"[A] valuable survey."
—Michael S. Kimmel, American Journal of Sociology
"Kertzer writes entertainingly on political rites widely separated by space and time. . . . He is mainly interested in how our own rites and symbols, which seem so natural and inevitable as to hide their symbolic nature, hold us in thrall. He shows how ritual is used to fire or suppress political conflict, build political movements, establish political legitimacy, and obscure the absence of political consensus."
—John Gabree, New York Newsday
"A wide-ranging introductory analysis of political rituals. . . . This is a very broad-ranging book. The author has clearly had great fun writing it; his references and reading list are impressive in their breadth and catholicity."
—Evelyn S. Rawski, Journal of Social History
"David Kertzer is to be congratulated for opening up an area of study that has such significance as an explanation of the political world around us."
—Geoffrey R. Debnam, Annals of the American Academy of
Political and Social Sciences
"[Kertzer] makes significant contributions by focusing attention on the subject, presenting numerous vivid historical and cross-cultural examples, applying diverse but compatible theoretical perspectives, compiling the best available bibliography, examining different conditions and purposes of ritual use, and offering provocative ideas that should stimulate discussion and research. . . . It will make an excellent addition for graduate and undergraduate classes. It should be on our personal library shelves."
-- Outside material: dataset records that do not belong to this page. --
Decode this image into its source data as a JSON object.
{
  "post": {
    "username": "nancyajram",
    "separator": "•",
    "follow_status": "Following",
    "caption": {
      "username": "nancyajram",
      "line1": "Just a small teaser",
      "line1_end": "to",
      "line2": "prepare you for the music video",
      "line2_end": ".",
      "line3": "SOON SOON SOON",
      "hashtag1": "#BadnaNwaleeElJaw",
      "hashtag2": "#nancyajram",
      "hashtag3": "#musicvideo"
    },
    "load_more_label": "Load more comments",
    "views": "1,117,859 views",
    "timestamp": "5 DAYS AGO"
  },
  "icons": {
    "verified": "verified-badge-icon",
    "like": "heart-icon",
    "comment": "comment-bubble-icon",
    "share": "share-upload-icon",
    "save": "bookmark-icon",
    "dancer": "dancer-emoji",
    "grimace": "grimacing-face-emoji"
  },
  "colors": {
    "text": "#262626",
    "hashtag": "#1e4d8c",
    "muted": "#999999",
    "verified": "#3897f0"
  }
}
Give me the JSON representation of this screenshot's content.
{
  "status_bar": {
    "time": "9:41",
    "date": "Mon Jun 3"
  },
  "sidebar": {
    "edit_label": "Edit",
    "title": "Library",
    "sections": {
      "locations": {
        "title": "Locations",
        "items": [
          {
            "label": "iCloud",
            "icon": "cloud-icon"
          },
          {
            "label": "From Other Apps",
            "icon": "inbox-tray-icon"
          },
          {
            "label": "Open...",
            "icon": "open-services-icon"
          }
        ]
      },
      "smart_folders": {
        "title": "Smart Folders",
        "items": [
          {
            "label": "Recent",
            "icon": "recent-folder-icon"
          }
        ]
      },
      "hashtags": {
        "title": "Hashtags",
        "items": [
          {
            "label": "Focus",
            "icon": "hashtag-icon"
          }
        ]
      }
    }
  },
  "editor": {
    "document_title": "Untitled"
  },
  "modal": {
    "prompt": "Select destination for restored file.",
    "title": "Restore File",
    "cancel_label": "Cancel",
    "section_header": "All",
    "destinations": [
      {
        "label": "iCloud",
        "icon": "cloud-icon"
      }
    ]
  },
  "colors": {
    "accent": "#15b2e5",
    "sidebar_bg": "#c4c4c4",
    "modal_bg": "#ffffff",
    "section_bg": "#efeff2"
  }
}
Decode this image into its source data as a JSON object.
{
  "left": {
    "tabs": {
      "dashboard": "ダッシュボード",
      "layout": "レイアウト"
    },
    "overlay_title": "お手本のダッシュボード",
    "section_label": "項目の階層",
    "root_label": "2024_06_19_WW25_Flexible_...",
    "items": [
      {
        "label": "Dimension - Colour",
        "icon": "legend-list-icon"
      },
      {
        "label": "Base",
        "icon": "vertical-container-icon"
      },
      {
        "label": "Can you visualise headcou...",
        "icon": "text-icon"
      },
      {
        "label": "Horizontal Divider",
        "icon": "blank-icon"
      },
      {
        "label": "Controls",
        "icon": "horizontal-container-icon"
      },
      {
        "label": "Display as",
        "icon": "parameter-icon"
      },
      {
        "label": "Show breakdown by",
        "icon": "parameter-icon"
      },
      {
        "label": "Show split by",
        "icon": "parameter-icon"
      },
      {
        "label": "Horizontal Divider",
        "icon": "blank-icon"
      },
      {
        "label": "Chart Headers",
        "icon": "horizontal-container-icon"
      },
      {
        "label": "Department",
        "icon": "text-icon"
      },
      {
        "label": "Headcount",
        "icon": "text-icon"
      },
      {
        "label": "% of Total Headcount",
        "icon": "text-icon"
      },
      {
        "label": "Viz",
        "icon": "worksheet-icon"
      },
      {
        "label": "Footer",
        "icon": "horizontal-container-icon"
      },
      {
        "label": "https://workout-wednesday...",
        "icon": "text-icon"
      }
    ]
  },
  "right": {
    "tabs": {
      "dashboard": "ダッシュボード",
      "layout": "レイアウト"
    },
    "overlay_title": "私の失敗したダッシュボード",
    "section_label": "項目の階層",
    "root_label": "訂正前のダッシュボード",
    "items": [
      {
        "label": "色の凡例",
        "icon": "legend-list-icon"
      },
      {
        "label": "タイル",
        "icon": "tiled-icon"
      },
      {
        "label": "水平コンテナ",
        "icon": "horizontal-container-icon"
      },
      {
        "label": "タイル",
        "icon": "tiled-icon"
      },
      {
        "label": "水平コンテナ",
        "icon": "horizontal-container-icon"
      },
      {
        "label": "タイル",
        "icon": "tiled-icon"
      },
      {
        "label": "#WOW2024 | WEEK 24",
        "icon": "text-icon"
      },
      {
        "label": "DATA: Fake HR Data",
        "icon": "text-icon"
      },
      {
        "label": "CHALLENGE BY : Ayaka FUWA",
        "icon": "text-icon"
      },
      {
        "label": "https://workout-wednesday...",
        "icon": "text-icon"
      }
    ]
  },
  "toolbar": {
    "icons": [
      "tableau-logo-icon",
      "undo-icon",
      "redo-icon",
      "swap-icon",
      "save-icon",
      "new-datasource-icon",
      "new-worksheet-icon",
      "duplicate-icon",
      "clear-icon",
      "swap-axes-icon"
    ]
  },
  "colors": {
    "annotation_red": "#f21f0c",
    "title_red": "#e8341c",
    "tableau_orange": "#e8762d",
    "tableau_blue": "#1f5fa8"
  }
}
—Peter M. Hall, Contemporary Sociology
"Kertzer's book on the relationships among ritual, politics and power could not have come at a better time to enliven social-scientific debate on the fascinating theme of legitimacy. . . . Kertzer argues convincingly that the political action and power of all societies are enveloped in ritual, and he maintains that it would be difficult to imagine any society functioning otherwise. Using various examples selected from different parts of the world or points in history, he shows how political systems have employed and continued to employ ritual to create or reinforce their symbolically constructed versions of reality. . . . [A] topical and pioneering volume, which will be of interest to students as a textbook, to politicians as a mirror, and to academics as an exciting contribution to their never-ending debates in the marketplace of ideas."
—Francis B. Nyamnjoh, Political Psychology
"An easy-to-read work of 184 pages scans the cross-cultural field of politics from Father Hidalgo's Mexico, through the Bunyoro of Uganda and the Yanomamo of Venezuela, to the Ku Klux Klan and President Reagan's wreath laying at Bitberg, to discover universal themes in political ritual. . . . It will be useful for professionals, students, and educated laymen."
—Wilfred J. Bisson, History: Reviews of New Books
"Based on wide reading in anthropology, political science, and, sometimes, history, David I. Kertzer's study suggests how ritual is employed, deliberately or unconsciously, to affirm or reinforce power, legitimacy, group solidarity or national cohesion, in societies at all times, all over the world. . . . The encyclopedic coverage of the theme and the wealth of examples Kertzer provides make for interesting reading."
—Eugen Weber, American Historical Review
"Ritual, Politics, and Power is a significant contribution to our understanding the power rituals play in politics, religion, and social like and culture of society in general, both past and present. . . . We need more studies of this nature. . . . I highly recommend the book for political science and political sociology courses, and for all those who are interested in the irrational and mythological in social and political life in general."
—George A. Kourvetaris, Journal of Political and Military Sociology